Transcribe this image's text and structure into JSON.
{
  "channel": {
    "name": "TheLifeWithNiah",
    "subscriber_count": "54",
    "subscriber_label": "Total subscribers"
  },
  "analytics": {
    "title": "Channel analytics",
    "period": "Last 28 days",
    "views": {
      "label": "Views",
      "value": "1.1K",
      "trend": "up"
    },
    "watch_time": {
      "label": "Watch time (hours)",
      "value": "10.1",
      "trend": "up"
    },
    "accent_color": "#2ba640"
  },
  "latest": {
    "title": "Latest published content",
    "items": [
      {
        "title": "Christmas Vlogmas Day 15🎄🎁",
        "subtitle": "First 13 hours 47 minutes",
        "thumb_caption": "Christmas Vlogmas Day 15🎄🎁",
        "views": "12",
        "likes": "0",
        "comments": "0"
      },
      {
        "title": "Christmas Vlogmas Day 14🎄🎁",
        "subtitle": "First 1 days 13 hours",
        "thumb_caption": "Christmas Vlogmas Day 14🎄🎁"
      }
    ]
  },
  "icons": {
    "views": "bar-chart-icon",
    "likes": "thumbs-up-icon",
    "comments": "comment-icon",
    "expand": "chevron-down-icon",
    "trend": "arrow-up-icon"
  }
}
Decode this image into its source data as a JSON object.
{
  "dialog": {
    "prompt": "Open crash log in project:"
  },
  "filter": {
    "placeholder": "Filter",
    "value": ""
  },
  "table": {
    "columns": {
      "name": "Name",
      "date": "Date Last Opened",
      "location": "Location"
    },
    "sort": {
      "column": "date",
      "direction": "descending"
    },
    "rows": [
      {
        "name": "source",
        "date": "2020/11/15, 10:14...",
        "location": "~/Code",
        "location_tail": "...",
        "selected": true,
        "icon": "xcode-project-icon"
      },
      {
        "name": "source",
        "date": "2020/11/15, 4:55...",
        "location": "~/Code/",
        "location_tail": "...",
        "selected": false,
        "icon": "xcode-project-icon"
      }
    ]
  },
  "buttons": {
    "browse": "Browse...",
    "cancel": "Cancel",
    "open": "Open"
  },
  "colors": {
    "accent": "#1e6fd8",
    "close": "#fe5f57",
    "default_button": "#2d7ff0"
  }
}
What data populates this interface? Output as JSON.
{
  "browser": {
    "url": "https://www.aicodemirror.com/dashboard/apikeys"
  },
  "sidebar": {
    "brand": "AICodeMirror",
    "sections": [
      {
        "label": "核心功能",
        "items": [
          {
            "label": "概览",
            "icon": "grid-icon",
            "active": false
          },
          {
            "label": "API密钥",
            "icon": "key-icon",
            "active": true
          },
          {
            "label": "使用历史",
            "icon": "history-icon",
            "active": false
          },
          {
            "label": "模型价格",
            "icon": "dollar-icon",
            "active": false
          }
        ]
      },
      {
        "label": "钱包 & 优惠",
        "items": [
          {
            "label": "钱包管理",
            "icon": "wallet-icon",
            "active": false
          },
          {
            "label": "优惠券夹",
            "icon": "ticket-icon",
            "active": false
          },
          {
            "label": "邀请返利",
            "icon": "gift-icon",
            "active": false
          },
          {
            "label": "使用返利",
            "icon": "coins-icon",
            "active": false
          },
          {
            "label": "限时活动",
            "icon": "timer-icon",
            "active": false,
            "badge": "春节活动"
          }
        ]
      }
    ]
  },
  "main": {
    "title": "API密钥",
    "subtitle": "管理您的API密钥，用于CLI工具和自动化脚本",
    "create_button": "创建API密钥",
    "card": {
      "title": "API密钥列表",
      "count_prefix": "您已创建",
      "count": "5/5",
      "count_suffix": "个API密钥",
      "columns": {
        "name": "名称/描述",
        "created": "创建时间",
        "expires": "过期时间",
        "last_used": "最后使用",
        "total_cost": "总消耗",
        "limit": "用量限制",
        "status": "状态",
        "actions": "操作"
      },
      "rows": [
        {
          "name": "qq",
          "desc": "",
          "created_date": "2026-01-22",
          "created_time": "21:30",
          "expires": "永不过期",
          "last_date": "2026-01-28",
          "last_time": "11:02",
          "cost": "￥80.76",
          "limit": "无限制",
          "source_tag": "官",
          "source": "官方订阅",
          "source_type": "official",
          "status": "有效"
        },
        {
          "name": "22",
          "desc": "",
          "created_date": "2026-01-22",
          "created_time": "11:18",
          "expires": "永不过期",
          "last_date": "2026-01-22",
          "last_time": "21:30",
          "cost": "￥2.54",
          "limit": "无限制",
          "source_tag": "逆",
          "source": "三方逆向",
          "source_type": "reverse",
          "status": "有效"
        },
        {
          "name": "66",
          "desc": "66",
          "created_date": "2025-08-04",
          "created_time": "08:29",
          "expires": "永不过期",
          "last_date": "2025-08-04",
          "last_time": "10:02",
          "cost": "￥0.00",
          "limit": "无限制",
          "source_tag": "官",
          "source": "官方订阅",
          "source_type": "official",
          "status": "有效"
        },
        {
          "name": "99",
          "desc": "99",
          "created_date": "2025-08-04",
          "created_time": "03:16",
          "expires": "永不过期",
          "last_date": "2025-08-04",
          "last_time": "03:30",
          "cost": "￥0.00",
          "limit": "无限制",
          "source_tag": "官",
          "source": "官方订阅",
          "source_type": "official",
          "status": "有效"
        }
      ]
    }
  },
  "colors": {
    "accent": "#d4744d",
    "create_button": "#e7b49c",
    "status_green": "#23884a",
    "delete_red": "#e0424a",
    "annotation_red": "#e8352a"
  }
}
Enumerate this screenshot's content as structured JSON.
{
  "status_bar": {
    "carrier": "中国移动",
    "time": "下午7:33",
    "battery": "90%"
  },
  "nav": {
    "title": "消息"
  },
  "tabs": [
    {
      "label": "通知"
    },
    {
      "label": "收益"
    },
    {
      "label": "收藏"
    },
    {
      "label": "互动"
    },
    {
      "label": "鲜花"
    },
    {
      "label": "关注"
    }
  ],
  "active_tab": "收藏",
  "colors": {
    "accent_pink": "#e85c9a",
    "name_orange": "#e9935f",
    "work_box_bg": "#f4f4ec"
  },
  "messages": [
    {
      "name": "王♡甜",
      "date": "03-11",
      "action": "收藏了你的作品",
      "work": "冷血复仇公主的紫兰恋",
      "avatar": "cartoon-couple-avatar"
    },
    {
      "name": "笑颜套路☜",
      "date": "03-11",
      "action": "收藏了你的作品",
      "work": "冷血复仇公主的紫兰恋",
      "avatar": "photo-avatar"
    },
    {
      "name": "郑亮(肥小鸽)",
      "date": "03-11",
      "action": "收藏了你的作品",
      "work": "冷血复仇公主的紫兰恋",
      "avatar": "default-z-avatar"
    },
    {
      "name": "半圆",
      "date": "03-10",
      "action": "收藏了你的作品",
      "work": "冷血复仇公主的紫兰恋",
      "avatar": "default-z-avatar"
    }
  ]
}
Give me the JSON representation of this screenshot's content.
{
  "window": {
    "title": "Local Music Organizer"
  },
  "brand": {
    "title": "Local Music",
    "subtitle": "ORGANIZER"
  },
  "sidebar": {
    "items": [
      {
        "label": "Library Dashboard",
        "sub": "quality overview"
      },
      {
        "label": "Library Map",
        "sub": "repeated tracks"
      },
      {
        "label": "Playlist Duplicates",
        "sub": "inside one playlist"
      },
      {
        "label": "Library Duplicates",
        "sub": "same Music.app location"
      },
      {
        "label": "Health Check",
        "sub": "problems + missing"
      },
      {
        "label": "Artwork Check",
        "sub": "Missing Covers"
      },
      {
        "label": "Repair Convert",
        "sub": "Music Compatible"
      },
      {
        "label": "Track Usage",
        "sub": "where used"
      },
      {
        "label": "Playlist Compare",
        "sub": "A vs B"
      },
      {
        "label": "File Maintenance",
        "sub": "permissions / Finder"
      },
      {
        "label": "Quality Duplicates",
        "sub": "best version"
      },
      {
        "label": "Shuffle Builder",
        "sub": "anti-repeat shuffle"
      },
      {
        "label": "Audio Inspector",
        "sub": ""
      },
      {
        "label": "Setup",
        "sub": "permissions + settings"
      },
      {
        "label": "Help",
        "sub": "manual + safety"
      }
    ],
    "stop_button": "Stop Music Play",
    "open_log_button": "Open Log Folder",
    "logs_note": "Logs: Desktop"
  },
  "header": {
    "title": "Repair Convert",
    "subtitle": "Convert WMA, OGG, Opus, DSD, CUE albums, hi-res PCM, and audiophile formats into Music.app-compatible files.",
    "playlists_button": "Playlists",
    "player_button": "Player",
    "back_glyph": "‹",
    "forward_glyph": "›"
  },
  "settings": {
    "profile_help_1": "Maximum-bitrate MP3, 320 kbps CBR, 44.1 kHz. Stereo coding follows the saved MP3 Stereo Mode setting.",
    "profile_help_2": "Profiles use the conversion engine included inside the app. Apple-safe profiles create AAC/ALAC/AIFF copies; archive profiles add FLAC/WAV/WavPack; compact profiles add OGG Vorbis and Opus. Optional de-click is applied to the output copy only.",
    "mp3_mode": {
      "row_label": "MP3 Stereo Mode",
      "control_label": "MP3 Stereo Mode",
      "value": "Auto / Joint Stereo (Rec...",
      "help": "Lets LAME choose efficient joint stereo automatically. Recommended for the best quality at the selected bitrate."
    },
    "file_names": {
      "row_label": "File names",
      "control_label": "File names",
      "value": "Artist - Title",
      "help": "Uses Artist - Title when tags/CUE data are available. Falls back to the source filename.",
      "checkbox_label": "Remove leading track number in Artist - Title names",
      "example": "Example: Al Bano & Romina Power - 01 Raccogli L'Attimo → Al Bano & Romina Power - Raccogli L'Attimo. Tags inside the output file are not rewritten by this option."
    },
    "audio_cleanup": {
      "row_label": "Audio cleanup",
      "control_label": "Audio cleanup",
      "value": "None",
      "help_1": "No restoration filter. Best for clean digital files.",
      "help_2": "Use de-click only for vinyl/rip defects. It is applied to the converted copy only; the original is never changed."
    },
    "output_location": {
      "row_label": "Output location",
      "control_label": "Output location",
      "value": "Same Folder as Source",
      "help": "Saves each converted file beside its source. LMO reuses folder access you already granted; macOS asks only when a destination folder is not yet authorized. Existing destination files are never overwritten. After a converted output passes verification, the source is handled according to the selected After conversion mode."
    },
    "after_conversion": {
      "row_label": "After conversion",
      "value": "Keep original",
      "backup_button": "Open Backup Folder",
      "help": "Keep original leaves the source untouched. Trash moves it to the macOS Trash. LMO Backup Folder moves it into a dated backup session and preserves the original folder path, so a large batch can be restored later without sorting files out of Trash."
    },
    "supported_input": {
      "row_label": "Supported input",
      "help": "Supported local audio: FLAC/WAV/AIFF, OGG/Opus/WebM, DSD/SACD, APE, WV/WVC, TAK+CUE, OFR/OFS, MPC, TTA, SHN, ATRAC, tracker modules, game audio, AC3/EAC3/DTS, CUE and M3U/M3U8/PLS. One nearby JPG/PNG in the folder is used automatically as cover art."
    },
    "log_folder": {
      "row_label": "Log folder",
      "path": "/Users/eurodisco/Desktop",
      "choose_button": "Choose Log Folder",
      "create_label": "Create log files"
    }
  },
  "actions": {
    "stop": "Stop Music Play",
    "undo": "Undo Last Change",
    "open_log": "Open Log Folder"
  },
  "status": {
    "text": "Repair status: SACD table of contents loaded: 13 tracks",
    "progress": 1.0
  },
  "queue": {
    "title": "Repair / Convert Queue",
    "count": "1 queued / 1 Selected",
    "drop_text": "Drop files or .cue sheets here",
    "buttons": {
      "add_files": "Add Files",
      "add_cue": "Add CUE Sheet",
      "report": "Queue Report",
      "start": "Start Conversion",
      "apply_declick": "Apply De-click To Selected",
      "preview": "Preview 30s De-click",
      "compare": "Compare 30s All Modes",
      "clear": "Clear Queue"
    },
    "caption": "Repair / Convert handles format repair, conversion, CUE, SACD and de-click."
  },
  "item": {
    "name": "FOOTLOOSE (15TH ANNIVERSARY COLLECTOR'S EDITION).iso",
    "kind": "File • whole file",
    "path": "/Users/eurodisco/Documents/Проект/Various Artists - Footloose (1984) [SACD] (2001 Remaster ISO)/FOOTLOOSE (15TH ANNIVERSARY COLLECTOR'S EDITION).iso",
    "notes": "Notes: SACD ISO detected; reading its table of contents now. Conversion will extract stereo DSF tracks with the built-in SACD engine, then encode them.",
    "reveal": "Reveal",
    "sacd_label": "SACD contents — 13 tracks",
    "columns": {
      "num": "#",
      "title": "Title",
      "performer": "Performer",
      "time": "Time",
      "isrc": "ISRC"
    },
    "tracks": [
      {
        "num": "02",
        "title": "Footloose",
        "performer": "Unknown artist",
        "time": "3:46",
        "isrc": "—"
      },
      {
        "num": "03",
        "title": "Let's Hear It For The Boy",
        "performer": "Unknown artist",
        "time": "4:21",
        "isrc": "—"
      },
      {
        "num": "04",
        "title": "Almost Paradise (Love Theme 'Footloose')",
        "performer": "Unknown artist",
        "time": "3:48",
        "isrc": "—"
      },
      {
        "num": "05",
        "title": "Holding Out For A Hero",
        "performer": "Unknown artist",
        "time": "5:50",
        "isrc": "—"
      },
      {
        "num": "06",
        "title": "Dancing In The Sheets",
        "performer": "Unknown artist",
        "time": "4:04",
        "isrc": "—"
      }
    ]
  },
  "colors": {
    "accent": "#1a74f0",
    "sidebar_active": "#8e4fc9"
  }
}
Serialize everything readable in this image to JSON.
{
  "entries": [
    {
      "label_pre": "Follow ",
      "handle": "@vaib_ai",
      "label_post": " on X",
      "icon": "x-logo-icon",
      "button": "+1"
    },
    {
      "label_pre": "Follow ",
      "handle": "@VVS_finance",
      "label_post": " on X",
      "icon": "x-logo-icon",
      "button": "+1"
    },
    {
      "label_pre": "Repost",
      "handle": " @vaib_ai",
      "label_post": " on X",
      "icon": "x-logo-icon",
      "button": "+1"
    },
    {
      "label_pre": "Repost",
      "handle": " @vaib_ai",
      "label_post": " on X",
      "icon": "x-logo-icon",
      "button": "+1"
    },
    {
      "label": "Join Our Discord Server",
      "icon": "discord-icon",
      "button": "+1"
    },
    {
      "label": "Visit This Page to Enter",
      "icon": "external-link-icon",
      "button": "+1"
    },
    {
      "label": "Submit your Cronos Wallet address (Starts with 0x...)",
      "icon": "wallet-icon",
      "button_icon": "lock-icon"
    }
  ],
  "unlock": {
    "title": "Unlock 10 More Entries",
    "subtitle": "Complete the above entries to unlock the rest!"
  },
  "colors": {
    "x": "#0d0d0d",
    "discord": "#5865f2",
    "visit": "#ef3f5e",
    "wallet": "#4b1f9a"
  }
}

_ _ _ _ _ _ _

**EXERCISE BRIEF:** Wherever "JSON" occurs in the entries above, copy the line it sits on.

**SOLUTION FOR THIS TASK:**
Transcribe this image's text and structure into JSON.
Decode this image into its source data as a JSON object.
What data populates this interface? Output as JSON.
Enumerate this screenshot's content as structured JSON.
Give me the JSON representation of this screenshot's content.
Serialize everything readable in this image to JSON.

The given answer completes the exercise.